<other fields that describe a specific parachute type, as needed, but no fields that describe any particular parachute>

tblParachutes
ParaID (pk, Autonumber)
SerialNum
PTIDfk (foreign key from tblParaTypes. putting fk at the end of the field name is a commonly-used naming convention that makes it easy to spot a pk field and its' matching fk field, in multi-table queries. it's not a written-in-stone convention; my personal naming convention happens to be different.)
DOM
PIS (i assume this is a piece of data that describes a specific parachute)
InService (a date/time field, am i right?)
<other fields, as needed, that describe a specific parachute, but no fields that describe anything you do to/with a parachute>

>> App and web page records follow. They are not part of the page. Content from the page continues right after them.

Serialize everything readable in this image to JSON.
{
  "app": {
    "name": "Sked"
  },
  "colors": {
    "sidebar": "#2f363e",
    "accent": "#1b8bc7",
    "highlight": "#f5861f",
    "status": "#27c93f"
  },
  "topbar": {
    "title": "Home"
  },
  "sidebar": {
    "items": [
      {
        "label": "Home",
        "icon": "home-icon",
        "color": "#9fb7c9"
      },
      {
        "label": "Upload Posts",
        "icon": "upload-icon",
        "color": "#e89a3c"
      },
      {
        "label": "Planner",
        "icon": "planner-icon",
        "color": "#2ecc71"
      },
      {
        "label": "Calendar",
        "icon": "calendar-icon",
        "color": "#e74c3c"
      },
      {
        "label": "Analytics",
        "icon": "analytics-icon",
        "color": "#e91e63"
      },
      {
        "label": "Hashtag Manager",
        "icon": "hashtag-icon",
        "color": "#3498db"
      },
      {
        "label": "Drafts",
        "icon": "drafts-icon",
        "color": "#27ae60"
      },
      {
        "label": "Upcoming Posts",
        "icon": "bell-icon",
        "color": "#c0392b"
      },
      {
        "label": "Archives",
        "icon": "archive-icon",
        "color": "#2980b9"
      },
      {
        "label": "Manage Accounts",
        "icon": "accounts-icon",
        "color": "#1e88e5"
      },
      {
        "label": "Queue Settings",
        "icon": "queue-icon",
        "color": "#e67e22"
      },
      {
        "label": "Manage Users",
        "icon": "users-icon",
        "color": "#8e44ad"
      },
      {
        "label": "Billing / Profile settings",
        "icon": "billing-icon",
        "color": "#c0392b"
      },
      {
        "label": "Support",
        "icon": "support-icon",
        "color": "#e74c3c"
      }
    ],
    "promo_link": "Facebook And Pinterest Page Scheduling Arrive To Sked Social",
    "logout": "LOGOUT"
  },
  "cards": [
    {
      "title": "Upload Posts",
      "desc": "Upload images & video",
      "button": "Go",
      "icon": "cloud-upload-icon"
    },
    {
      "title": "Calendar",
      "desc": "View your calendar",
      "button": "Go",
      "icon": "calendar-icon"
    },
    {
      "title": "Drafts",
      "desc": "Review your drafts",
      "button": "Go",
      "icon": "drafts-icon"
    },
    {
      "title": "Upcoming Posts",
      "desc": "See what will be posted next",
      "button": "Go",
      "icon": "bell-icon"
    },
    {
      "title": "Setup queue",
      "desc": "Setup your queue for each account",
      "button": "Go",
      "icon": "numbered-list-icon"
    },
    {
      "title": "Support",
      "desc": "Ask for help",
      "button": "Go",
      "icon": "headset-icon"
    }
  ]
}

now, ParaID is the primary key of tblParachutes. it uniquely identifies each record in this table, to the computer. that's its' purpose, and it has no other purpose. to make sure that each record identifies a unique parachute, use both fields SerialNum and PTIDfk as a single unique index in the table properties. so each field by itself may have duplicate entries - multiple records with the same value in the field. but the two fields together cannot have the same value in more than one record.

by following the normalization rule of keeping data atomic - one value per field, no more - it becomes much much easier to slice-and-dice your data to get whatever information you need from it. using a multi-field unique index at the table level (and Access allows up to ten fields in a single index, IIRC) supports both the normalization goal and the goal of identifying a unique instance of an entity, when there is no atomic (single) value that will do so.

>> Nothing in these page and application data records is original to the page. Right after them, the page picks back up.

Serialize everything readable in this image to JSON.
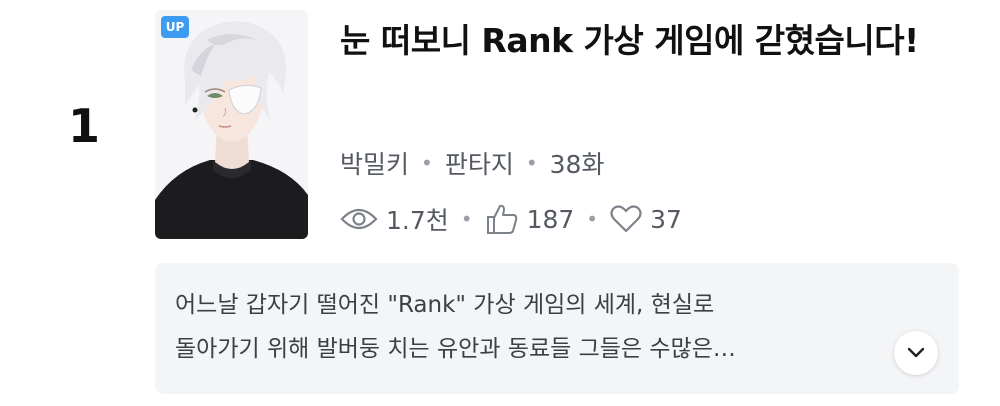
{
  "rank": "1",
  "cover": {
    "badge": "UP",
    "badge_color": "#3d9cf2"
  },
  "title": "눈 떠보니 Rank 가상 게임에 갇혔습니다!",
  "meta": {
    "author": "박밀키",
    "genre": "판타지",
    "episodes": "38화"
  },
  "stats": {
    "views": "1.7천",
    "likes": "187",
    "favorites": "37",
    "icons": [
      "eye-icon",
      "thumbs-up-icon",
      "heart-icon"
    ]
  },
  "synopsis": {
    "line1": "어느날 갑자기 떨어진 \"Rank\" 가상 게임의 세계, 현실로",
    "line2": "돌아가기 위해 발버둥 치는 유안과 동료들 그들은 수많은…",
    "expand_icon": "chevron-down-icon"
  }
}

again, really, i strongly encourage you to stop and study up on relational design principles before you go further. it will be time very well invested, i promise you. there is a beginner's reading list here at UA, compiled for just this purpose. the link is on the Home page, i believe.

hth
tina
This post has been edited by tina t: Apr 18 2019, 11:04 AM

--------------------
"the wheel never stops turning"
Go to the top of the page
 
gemmathehusky
post May 22 2019, 04:51 AM
Post#7


UtterAccess VIP
Posts: 4,693
Joined: 5-June 07
From: UK



QUOTE
One issue is that there could be multiple different parachute types with the same serial number,



not sure what you mean. do you mean a serial identification number, or a manufacturers part number for the parachute.
Clearly you need a way to identify a specific parachute. If a serial number is not unique, then it's no good.




--------------------
Dave (Male)

(Gemma was my dog)
Go to the top of the page
 


Custom Search


RSSSearch   Top   Lo-Fi    25th June 2019 - 12:49 PM